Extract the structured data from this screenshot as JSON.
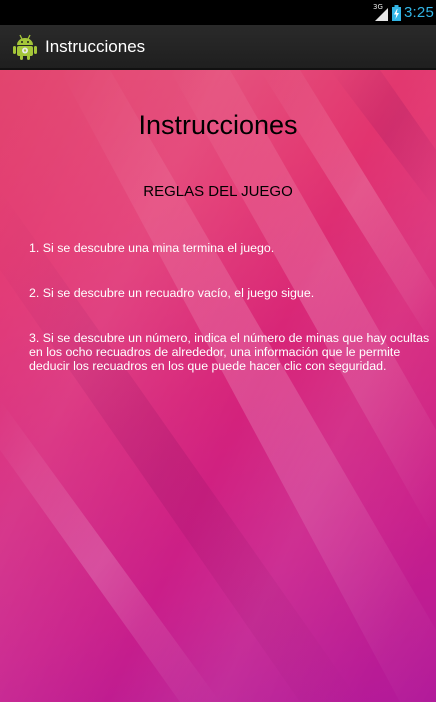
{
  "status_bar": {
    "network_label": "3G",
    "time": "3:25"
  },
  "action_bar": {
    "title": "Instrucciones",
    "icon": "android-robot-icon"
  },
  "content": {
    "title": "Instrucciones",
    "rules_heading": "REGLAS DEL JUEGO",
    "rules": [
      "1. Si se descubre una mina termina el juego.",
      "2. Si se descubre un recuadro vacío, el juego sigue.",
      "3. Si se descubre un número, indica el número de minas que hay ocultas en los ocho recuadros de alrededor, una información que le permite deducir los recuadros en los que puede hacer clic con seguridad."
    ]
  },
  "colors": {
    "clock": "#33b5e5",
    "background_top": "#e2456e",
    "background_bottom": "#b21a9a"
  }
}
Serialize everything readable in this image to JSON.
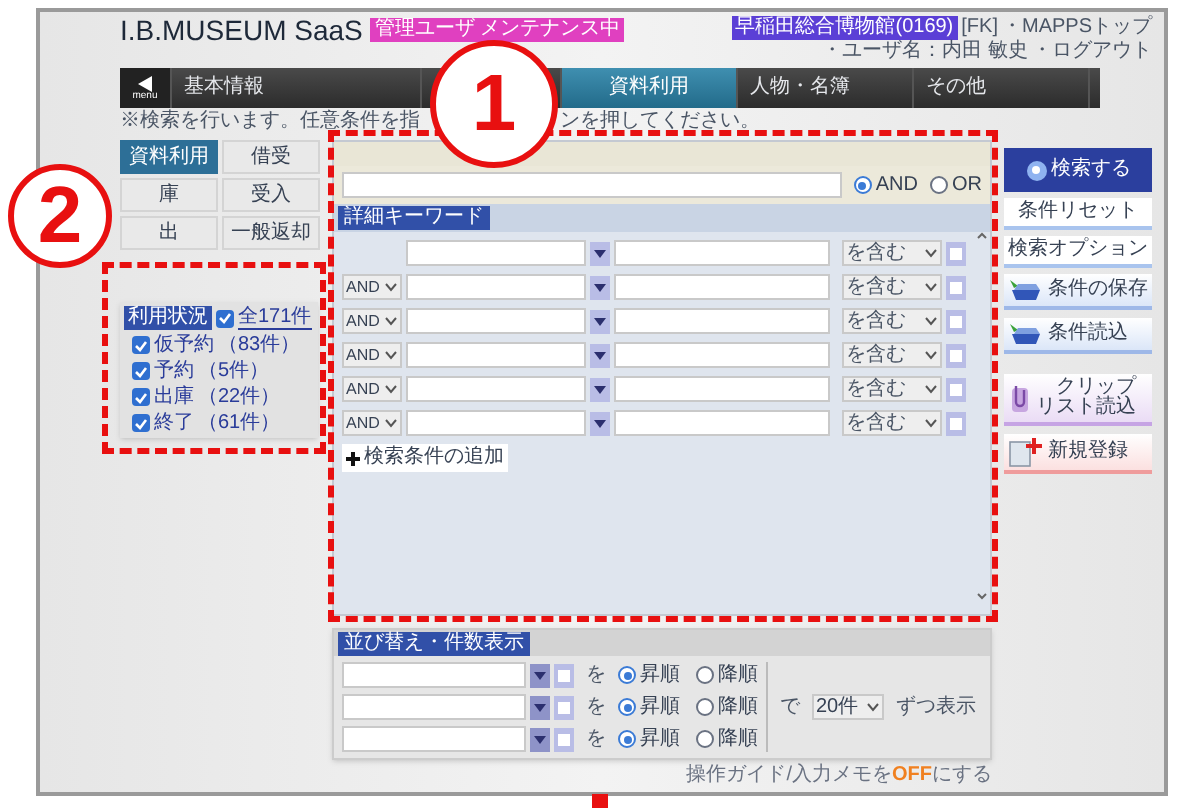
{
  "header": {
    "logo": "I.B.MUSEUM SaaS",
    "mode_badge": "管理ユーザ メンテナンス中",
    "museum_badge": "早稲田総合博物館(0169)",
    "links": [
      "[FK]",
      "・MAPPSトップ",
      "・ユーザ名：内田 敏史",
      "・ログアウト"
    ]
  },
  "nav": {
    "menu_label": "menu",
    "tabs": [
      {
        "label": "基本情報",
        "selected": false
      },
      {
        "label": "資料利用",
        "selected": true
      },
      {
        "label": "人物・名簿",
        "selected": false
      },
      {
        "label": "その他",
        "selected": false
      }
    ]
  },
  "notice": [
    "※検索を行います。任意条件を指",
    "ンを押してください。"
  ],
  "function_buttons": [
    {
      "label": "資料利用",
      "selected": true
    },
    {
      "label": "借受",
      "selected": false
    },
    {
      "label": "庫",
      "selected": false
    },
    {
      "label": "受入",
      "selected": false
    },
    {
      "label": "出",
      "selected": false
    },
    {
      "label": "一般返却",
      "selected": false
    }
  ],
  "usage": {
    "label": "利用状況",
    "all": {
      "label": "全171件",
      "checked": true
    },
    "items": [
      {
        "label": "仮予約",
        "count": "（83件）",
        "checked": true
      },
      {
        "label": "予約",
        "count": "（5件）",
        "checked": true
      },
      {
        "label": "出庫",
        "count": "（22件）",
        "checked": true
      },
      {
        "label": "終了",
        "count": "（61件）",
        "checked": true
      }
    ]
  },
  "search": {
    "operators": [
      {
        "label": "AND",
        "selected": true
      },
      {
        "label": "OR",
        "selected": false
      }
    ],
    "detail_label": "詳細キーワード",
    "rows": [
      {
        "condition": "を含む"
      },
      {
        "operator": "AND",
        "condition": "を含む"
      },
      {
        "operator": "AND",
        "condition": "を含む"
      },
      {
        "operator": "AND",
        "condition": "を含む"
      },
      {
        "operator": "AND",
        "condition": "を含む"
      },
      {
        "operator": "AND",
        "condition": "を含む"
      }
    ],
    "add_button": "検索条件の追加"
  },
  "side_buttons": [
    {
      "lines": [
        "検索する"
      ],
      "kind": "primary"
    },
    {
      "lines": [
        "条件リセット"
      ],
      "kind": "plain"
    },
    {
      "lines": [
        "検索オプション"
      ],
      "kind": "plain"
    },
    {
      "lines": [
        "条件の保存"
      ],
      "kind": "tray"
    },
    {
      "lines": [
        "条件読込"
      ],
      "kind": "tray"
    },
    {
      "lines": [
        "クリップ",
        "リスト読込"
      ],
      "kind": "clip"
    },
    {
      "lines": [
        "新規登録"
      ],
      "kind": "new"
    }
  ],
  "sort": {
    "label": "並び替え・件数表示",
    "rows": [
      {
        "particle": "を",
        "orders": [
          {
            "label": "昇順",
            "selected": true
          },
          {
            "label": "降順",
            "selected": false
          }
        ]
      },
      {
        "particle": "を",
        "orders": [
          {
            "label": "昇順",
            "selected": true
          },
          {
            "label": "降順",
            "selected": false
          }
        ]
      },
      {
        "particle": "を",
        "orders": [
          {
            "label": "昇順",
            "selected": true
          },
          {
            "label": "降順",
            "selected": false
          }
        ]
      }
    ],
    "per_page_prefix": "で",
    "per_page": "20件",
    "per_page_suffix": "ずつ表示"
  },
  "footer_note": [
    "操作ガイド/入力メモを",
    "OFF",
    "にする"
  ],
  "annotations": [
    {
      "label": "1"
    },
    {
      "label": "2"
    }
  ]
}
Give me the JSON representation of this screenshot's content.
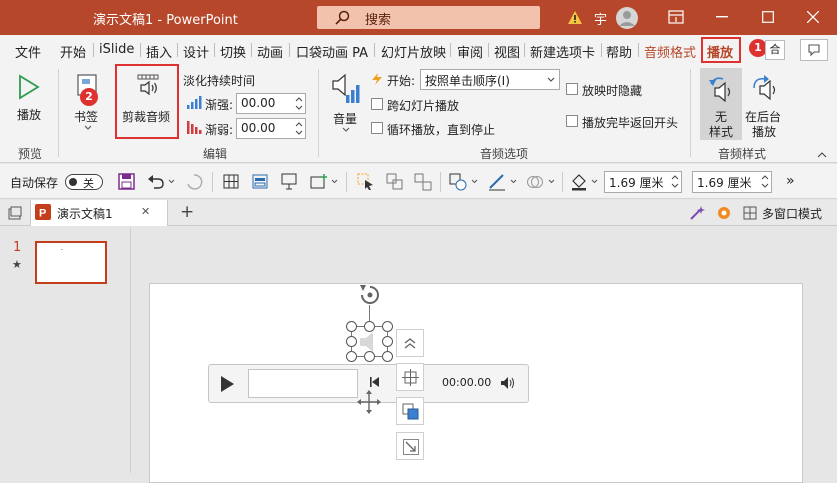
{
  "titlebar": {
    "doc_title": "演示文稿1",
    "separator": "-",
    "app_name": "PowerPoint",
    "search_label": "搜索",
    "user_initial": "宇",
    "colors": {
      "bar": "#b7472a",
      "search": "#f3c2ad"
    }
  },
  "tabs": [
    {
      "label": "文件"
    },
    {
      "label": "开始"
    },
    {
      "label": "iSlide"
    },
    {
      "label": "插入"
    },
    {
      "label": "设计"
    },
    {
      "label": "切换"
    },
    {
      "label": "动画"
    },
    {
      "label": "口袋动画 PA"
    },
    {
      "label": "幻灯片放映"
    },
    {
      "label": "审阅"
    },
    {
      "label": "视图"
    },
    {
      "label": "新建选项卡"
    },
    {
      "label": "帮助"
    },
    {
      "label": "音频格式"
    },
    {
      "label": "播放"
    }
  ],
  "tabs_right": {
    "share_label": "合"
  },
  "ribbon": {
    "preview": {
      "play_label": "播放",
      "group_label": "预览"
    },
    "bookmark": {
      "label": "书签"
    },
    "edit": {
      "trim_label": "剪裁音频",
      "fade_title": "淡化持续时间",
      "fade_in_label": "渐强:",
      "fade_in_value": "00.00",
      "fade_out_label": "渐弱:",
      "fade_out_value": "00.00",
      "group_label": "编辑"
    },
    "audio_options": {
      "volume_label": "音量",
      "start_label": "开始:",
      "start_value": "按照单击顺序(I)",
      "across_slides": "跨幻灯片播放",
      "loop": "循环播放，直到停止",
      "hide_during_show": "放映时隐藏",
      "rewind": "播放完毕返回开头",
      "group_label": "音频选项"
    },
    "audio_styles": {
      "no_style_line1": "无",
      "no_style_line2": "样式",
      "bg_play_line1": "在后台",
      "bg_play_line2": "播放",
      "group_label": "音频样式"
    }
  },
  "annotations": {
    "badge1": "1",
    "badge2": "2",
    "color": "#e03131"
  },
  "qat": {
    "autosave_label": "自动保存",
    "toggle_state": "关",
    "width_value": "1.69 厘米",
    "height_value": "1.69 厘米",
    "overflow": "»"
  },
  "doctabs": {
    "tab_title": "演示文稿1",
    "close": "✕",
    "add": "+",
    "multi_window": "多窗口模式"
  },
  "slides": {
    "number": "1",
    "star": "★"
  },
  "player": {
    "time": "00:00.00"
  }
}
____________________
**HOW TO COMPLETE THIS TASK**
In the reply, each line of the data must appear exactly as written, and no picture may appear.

**EXERCISE ANSWER**
Extract the structured data from this screenshot as JSON.
{
  "status_bar": {
    "network_label": "3G",
    "time": "3:25"
  },
  "action_bar": {
    "title": "Instrucciones",
    "icon": "android-robot-icon"
  },
  "content": {
    "title": "Instrucciones",
    "rules_heading": "REGLAS DEL JUEGO",
    "rules": [
      "1. Si se descubre una mina termina el juego.",
      "2. Si se descubre un recuadro vacío, el juego sigue.",
      "3. Si se descubre un número, indica el número de minas que hay ocultas en los ocho recuadros de alrededor, una información que le permite deducir los recuadros en los que puede hacer clic con seguridad."
    ]
  },
  "colors": {
    "clock": "#33b5e5",
    "background_top": "#e2456e",
    "background_bottom": "#b21a9a"
  }
}
Serialize everything readable in this image to JSON.
{
  "header": {
    "logo": "I.B.MUSEUM SaaS",
    "mode_badge": "管理ユーザ メンテナンス中",
    "museum_badge": "早稲田総合博物館(0169)",
    "links": [
      "[FK]",
      "・MAPPSトップ",
      "・ユーザ名：内田 敏史",
      "・ログアウト"
    ]
  },
  "nav": {
    "menu_label": "menu",
    "tabs": [
      {
        "label": "基本情報",
        "selected": false
      },
      {
        "label": "資料利用",
        "selected": true
      },
      {
        "label": "人物・名簿",
        "selected": false
      },
      {
        "label": "その他",
        "selected": false
      }
    ]
  },
  "notice": [
    "※検索を行います。任意条件を指",
    "ンを押してください。"
  ],
  "function_buttons": [
    {
      "label": "資料利用",
      "selected": true
    },
    {
      "label": "借受",
      "selected": false
    },
    {
      "label": "庫",
      "selected": false
    },
    {
      "label": "受入",
      "selected": false
    },
    {
      "label": "出",
      "selected": false
    },
    {
      "label": "一般返却",
      "selected": false
    }
  ],
  "usage": {
    "label": "利用状況",
    "all": {
      "label": "全171件",
      "checked": true
    },
    "items": [
      {
        "label": "仮予約",
        "count": "（83件）",
        "checked": true
      },
      {
        "label": "予約",
        "count": "（5件）",
        "checked": true
      },
      {
        "label": "出庫",
        "count": "（22件）",
        "checked": true
      },
      {
        "label": "終了",
        "count": "（61件）",
        "checked": true
      }
    ]
  },
  "search": {
    "operators": [
      {
        "label": "AND",
        "selected": true
      },
      {
        "label": "OR",
        "selected": false
      }
    ],
    "detail_label": "詳細キーワード",
    "rows": [
      {
        "condition": "を含む"
      },
      {
        "operator": "AND",
        "condition": "を含む"
      },
      {
        "operator": "AND",
        "condition": "を含む"
      },
      {
        "operator": "AND",
        "condition": "を含む"
      },
      {
        "operator": "AND",
        "condition": "を含む"
      },
      {
        "operator": "AND",
        "condition": "を含む"
      }
    ],
    "add_button": "検索条件の追加"
  },
  "side_buttons": [
    {
      "lines": [
        "検索する"
      ],
      "kind": "primary"
    },
    {
      "lines": [
        "条件リセット"
      ],
      "kind": "plain"
    },
    {
      "lines": [
        "検索オプション"
      ],
      "kind": "plain"
    },
    {
      "lines": [
        "条件の保存"
      ],
      "kind": "tray"
    },
    {
      "lines": [
        "条件読込"
      ],
      "kind": "tray"
    },
    {
      "lines": [
        "クリップ",
        "リスト読込"
      ],
      "kind": "clip"
    },
    {
      "lines": [
        "新規登録"
      ],
      "kind": "new"
    }
  ],
  "sort": {
    "label": "並び替え・件数表示",
    "rows": [
      {
        "particle": "を",
        "orders": [
          {
            "label": "昇順",
            "selected": true
          },
          {
            "label": "降順",
            "selected": false
          }
        ]
      },
      {
        "particle": "を",
        "orders": [
          {
            "label": "昇順",
            "selected": true
          },
          {
            "label": "降順",
            "selected": false
          }
        ]
      },
      {
        "particle": "を",
        "orders": [
          {
            "label": "昇順",
            "selected": true
          },
          {
            "label": "降順",
            "selected": false
          }
        ]
      }
    ],
    "per_page_prefix": "で",
    "per_page": "20件",
    "per_page_suffix": "ずつ表示"
  },
  "footer_note": [
    "操作ガイド/入力メモを",
    "OFF",
    "にする"
  ],
  "annotations": [
    {
      "label": "1"
    },
    {
      "label": "2"
    }
  ]
}
Give me the JSON representation of this screenshot's content.
{
  "titlebar": {
    "doc_title": "演示文稿1",
    "separator": "-",
    "app_name": "PowerPoint",
    "search_label": "搜索",
    "user_initial": "宇",
    "colors": {
      "bar": "#b7472a",
      "search": "#f3c2ad"
    }
  },
  "tabs": [
    {
      "label": "文件"
    },
    {
      "label": "开始"
    },
    {
      "label": "iSlide"
    },
    {
      "label": "插入"
    },
    {
      "label": "设计"
    },
    {
      "label": "切换"
    },
    {
      "label": "动画"
    },
    {
      "label": "口袋动画 PA"
    },
    {
      "label": "幻灯片放映"
    },
    {
      "label": "审阅"
    },
    {
      "label": "视图"
    },
    {
      "label": "新建选项卡"
    },
    {
      "label": "帮助"
    },
    {
      "label": "音频格式"
    },
    {
      "label": "播放"
    }
  ],
  "tabs_right": {
    "share_label": "合"
  },
  "ribbon": {
    "preview": {
      "play_label": "播放",
      "group_label": "预览"
    },
    "bookmark": {
      "label": "书签"
    },
    "edit": {
      "trim_label": "剪裁音频",
      "fade_title": "淡化持续时间",
      "fade_in_label": "渐强:",
      "fade_in_value": "00.00",
      "fade_out_label": "渐弱:",
      "fade_out_value": "00.00",
      "group_label": "编辑"
    },
    "audio_options": {
      "volume_label": "音量",
      "start_label": "开始:",
      "start_value": "按照单击顺序(I)",
      "across_slides": "跨幻灯片播放",
      "loop": "循环播放，直到停止",
      "hide_during_show": "放映时隐藏",
      "rewind": "播放完毕返回开头",
      "group_label": "音频选项"
    },
    "audio_styles": {
      "no_style_line1": "无",
      "no_style_line2": "样式",
      "bg_play_line1": "在后台",
      "bg_play_line2": "播放",
      "group_label": "音频样式"
    }
  },
  "annotations": {
    "badge1": "1",
    "badge2": "2",
    "color": "#e03131"
  },
  "qat": {
    "autosave_label": "自动保存",
    "toggle_state": "关",
    "width_value": "1.69 厘米",
    "height_value": "1.69 厘米",
    "overflow": "»"
  },
  "doctabs": {
    "tab_title": "演示文稿1",
    "close": "✕",
    "add": "+",
    "multi_window": "多窗口模式"
  },
  "slides": {
    "number": "1",
    "star": "★"
  },
  "player": {
    "time": "00:00.00"
  }
}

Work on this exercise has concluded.